Below are the records; count how many of their lines hold the string "icon" and give the number alone.
━━━━━━
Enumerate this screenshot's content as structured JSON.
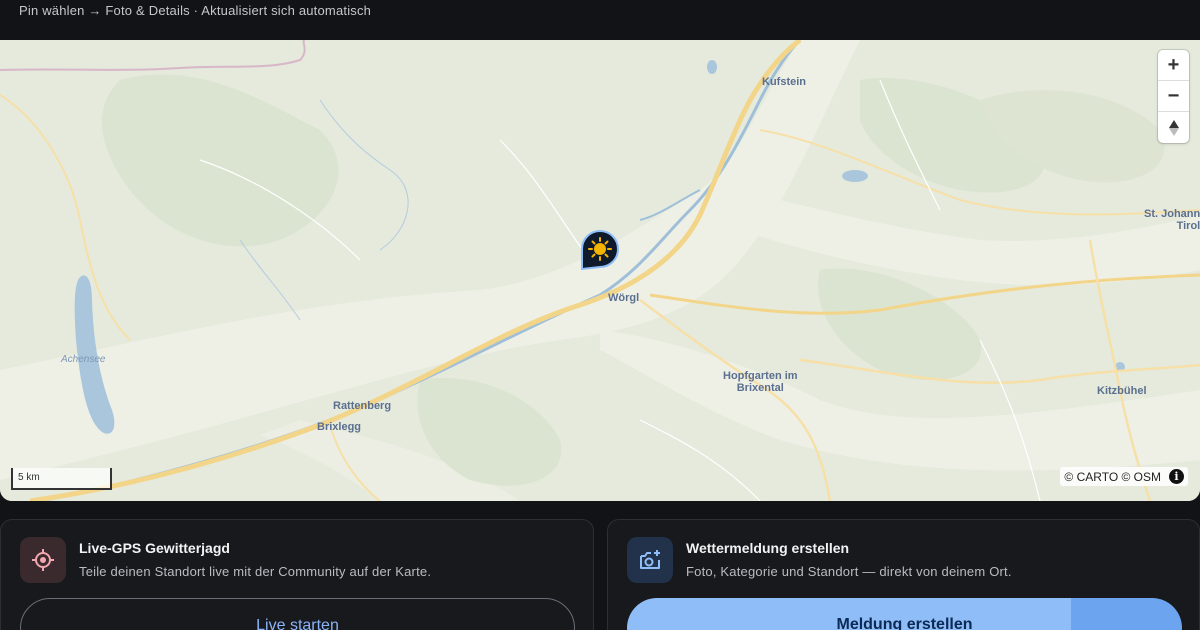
{
  "header": {
    "hint": "Pin wählen → Foto & Details · Aktualisiert sich automatisch"
  },
  "map": {
    "places": {
      "kufstein": "Kufstein",
      "woergl": "Wörgl",
      "st_johann_1": "St. Johann",
      "st_johann_2": "Tirol",
      "achensee": "Achensee",
      "hopfgarten_1": "Hopfgarten im",
      "hopfgarten_2": "Brixental",
      "rattenberg": "Rattenberg",
      "brixlegg": "Brixlegg",
      "kitzbuehel": "Kitzbühel"
    },
    "zoom_in": "+",
    "zoom_out": "−",
    "reset_north": "▲",
    "scale_label": "5 km",
    "attribution": "© CARTO © OSM",
    "info": "i",
    "pin_icon": "sun-icon"
  },
  "cards": {
    "live": {
      "icon": "target-icon",
      "title": "Live-GPS Gewitterjagd",
      "subtitle": "Teile deinen Standort live mit der Community auf der Karte.",
      "button": "Live starten"
    },
    "report": {
      "icon": "camera-plus-icon",
      "title": "Wettermeldung erstellen",
      "subtitle": "Foto, Kategorie und Standort — direkt von deinem Ort.",
      "button": "Meldung erstellen"
    }
  },
  "colors": {
    "background": "#111316",
    "card": "#17191d",
    "accent_blue": "#8fbdf8",
    "pin": "#0f1b2d",
    "sun": "#f5b400"
  }
}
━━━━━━
**Output for this exercise**
3